Congrats on getting through fall semester. For me, those were always a bit tougher. As you head into a new semester I thought it would be helpful to share some ways to assess and better prepare for a new year/new semester.
Whether you were happy or disappointed with your grades, it’s helpful to stop and think about what went well—where did you do better than expected or what class took you by surprise by how interesting you found the topic to be? For those classes where you excelled, what do you think made the difference? And is there a way to replicate that for other classes?
If you found a topic particularly interesting (one you hadn’t considered before) is it worthwhile to consider a similar course for next year? Maybe you are a personal injury attorney in the making!

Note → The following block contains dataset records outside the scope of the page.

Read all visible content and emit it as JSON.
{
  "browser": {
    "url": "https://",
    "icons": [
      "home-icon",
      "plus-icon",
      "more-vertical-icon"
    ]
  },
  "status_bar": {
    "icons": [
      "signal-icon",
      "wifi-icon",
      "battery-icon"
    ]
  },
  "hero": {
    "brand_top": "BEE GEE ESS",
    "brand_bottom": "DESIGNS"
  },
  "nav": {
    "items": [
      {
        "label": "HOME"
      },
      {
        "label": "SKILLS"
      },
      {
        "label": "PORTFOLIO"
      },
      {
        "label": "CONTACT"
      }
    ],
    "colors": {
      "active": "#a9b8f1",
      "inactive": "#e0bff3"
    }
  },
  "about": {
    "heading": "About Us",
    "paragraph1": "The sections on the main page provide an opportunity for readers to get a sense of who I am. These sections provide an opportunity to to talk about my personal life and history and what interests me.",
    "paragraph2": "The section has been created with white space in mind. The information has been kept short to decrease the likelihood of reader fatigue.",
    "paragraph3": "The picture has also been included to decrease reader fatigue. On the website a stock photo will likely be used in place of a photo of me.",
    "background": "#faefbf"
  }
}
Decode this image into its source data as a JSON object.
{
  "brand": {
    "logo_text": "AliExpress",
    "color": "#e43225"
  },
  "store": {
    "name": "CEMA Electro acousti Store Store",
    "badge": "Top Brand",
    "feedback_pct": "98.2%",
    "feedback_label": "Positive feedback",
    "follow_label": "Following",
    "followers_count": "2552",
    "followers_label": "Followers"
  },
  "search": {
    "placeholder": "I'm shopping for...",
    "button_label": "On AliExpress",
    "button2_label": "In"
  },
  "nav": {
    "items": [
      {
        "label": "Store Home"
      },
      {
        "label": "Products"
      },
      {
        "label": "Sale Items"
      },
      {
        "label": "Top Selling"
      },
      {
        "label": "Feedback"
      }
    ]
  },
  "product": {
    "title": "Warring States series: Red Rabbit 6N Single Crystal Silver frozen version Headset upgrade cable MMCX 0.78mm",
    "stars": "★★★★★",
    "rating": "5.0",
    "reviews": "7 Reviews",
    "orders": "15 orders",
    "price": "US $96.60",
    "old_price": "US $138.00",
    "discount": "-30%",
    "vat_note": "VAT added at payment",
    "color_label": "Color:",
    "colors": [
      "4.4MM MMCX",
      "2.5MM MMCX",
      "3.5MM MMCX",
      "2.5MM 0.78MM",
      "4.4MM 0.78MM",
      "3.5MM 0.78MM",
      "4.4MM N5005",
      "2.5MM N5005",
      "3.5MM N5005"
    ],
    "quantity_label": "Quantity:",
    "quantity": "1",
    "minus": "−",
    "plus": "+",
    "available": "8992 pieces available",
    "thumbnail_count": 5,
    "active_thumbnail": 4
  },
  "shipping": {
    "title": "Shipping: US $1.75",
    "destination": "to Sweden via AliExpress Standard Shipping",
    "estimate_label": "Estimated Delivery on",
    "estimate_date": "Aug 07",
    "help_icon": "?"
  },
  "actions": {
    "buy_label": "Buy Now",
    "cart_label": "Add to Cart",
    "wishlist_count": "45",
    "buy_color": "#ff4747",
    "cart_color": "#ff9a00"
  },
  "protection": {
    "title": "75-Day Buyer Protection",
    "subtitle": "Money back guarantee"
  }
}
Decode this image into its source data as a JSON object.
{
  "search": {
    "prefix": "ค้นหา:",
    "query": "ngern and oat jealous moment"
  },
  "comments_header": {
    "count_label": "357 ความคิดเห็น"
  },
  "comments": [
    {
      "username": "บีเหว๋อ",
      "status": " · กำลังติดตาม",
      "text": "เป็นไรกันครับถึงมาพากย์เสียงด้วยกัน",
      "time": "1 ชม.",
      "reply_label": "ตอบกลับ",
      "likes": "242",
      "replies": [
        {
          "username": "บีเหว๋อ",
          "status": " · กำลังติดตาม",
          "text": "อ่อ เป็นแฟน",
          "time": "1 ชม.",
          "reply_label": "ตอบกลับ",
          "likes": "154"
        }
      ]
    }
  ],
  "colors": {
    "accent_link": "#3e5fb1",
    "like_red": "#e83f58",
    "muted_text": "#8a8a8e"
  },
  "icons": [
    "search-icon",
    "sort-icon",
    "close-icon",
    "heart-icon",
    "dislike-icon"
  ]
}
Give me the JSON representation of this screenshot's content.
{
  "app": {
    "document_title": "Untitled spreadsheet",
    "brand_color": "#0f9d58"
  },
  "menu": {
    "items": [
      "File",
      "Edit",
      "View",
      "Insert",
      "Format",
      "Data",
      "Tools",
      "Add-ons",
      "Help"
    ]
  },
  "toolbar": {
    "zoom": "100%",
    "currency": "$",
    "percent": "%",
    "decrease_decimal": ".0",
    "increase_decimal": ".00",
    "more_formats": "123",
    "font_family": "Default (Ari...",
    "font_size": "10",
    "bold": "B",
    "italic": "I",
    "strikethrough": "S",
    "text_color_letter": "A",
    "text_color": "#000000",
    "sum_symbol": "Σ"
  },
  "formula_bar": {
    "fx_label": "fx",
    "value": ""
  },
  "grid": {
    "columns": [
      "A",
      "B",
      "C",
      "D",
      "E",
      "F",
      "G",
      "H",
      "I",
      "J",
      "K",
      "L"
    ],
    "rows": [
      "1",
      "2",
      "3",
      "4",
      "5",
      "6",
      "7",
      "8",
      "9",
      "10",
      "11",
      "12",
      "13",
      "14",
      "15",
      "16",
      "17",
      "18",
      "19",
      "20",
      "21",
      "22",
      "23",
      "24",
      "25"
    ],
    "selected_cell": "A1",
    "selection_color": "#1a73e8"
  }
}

After you figure out what your strengths were, you have to dedicate equal time to figuring out what didn’t go so well. Why didn’t a certain topic land with you? Was it your time management? Was the topic super boring? Did life responsibilities get in the way? Be as honest as possible about what you think held you back. And then be just as honest in figuring out what needs to change?
For me, I had to reconfigure how I studied. I had to be honest that I wasn’t always paying attention in class. And recognize other distractions to problem solve how to avoid them again. This isn’t just about school and the lecture hall—where there people in your life that made things more difficult? That expected more out of you during this time and provided less support? If so, what kind of boundaries can you set here? Are you laughing at the idea of setting boundaries with family or friends!? Don’t! The time you spend in law school is finite and so is your opportunity to make the most of it. You cannot let outside factors diminish this limited time.
Finally, what will your next eight weeks look like? When will you study? How will you weave in other responsibilities? What about the extra stuff that comes with spring semester like oral arguments, try-outs, applications, etc. It may seem like overkill to map things out but for me, it was always helpful to have a long-term view of the next weeks ahead so that I could prepare as much as possible. Of course don’t be rigid—if something fun happens or an emergency arises you have to be flexible but the more structured your time, the better things will feel.
Have a great semester! And pay attention in class!